### Required work
Each line of the data holding "Traits" should be found and copied.
+++ Exercise material
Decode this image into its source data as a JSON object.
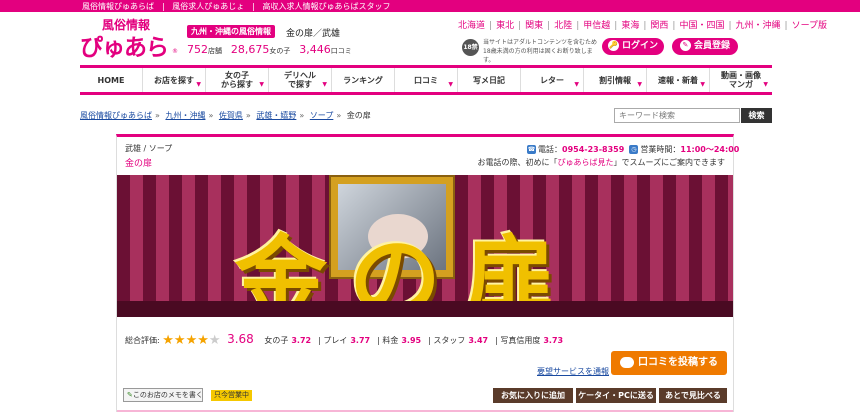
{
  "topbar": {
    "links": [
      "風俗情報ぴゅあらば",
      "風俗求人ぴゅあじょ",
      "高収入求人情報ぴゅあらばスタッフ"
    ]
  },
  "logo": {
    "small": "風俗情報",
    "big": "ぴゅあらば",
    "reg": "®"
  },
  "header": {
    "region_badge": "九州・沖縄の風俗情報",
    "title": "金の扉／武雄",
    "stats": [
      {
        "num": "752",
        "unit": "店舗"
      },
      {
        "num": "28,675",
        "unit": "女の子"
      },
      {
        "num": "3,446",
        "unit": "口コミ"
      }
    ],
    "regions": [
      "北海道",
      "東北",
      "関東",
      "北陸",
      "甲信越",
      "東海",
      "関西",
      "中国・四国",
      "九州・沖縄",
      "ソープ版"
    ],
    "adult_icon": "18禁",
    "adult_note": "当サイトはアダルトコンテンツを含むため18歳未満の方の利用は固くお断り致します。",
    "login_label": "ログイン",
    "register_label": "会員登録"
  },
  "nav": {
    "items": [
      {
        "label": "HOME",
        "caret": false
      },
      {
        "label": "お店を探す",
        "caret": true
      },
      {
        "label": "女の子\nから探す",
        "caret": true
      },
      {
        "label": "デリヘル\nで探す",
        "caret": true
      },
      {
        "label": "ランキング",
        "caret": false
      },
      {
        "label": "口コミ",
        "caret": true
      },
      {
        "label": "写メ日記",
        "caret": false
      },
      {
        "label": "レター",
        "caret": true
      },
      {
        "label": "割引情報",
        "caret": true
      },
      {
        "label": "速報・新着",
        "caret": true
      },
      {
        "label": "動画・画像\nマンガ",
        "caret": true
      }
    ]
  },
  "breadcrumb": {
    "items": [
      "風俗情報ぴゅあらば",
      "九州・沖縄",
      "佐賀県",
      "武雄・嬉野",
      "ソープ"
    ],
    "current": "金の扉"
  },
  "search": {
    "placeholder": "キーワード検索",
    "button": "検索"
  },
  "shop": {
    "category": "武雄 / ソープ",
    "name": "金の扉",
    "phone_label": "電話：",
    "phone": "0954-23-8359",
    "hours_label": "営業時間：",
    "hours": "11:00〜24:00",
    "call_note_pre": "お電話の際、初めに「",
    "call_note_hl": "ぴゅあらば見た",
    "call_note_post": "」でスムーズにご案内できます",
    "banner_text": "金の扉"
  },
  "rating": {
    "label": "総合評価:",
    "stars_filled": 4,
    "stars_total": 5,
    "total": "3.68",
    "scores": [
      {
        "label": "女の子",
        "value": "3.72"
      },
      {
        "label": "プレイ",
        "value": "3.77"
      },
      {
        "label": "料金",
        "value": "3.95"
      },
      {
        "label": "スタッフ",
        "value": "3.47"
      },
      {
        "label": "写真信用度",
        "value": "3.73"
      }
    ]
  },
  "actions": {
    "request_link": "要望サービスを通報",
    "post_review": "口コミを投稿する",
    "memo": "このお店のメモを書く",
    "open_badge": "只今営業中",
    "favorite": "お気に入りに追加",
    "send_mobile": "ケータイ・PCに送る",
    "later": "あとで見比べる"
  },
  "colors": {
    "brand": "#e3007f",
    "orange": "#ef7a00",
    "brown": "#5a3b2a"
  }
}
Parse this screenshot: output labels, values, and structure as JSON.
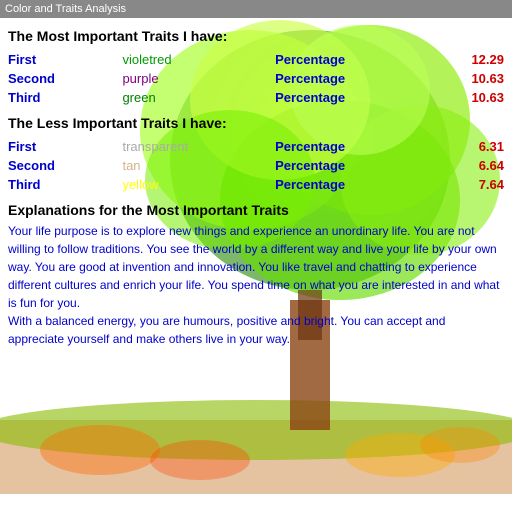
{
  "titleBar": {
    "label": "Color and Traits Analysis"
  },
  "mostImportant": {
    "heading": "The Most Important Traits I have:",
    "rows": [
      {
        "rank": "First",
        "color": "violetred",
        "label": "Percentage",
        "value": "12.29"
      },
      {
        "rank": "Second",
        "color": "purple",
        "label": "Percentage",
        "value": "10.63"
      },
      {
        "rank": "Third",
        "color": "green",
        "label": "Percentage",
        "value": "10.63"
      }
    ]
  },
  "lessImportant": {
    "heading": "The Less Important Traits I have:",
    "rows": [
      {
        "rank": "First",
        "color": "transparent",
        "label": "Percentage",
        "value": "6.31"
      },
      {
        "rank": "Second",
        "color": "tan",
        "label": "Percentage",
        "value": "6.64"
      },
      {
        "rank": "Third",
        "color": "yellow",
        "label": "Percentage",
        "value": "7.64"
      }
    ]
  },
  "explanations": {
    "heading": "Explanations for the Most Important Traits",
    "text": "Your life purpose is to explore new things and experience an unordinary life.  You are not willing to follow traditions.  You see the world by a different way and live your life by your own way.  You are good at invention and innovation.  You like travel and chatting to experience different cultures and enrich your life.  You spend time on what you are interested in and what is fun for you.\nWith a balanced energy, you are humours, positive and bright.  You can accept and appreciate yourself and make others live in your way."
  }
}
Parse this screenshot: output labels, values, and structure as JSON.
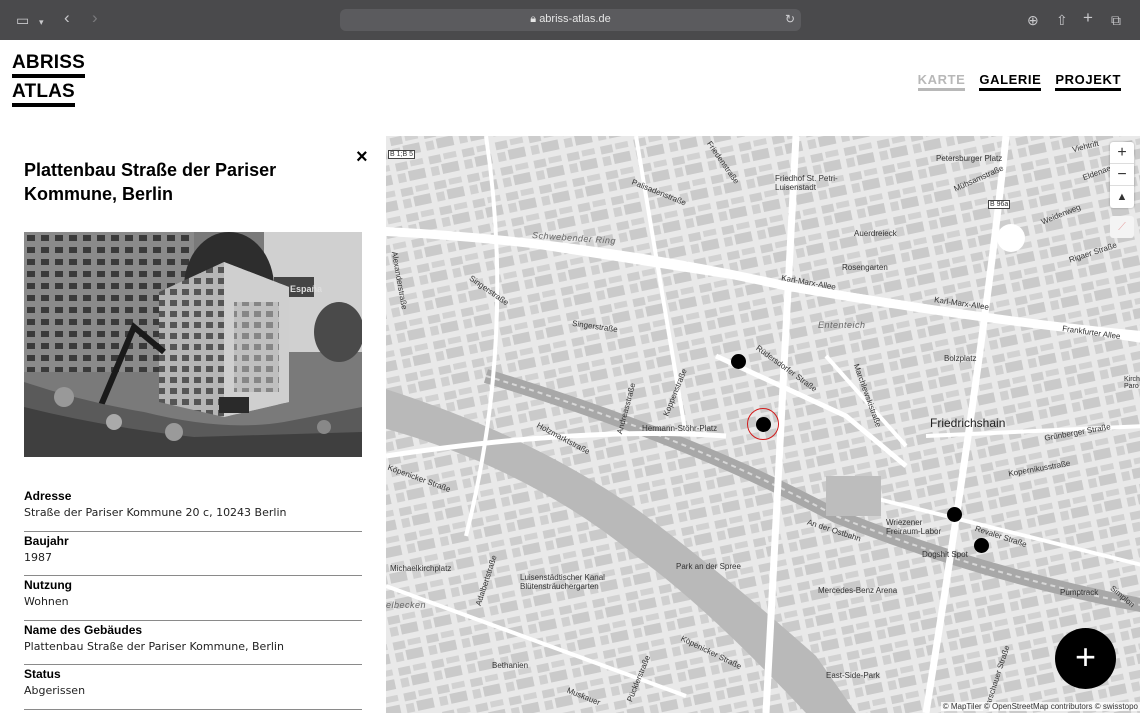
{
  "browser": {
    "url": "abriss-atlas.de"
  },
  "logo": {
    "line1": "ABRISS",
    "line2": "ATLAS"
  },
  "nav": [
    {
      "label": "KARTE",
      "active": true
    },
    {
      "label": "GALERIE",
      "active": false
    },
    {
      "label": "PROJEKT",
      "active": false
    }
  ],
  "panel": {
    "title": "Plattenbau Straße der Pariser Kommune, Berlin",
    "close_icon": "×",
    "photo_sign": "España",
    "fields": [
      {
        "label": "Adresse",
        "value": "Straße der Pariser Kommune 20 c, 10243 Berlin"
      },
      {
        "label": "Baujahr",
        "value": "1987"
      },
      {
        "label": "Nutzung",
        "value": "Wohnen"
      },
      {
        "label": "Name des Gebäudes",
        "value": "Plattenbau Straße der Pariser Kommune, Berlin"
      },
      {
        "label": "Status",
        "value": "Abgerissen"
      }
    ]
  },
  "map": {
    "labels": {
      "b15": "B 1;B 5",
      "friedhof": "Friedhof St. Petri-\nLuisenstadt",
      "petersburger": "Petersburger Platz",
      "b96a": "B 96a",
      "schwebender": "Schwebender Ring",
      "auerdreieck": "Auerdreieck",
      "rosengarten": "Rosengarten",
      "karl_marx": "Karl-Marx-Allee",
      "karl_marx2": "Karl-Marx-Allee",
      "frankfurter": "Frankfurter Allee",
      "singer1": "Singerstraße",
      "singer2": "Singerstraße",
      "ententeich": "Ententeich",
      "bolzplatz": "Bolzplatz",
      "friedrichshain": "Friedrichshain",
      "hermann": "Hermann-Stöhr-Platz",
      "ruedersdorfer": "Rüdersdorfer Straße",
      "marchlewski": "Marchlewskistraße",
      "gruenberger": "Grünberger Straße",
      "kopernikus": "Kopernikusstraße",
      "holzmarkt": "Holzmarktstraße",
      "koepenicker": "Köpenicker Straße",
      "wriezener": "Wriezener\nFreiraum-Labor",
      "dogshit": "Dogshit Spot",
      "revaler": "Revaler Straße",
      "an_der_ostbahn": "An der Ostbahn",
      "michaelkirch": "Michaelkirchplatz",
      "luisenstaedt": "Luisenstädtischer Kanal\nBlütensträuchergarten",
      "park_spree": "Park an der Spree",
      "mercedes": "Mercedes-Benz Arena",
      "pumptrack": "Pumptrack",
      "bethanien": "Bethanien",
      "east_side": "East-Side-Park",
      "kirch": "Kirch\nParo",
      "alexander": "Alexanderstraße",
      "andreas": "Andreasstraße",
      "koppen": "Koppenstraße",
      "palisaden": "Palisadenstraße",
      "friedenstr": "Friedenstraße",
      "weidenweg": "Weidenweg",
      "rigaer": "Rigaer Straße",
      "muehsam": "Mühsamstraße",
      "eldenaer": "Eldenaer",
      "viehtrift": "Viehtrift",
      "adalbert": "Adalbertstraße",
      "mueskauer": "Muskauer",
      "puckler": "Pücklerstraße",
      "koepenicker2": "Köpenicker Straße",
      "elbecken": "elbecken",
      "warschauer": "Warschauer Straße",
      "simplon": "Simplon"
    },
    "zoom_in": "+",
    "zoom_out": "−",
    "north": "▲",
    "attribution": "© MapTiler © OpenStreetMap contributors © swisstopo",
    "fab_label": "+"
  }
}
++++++
### Final answer
    "label": "Color and Traits Analysis"
    "heading": "The Most Important Traits I have:",
    "heading": "The Less Important Traits I have:",
    "heading": "Explanations for the Most Important Traits",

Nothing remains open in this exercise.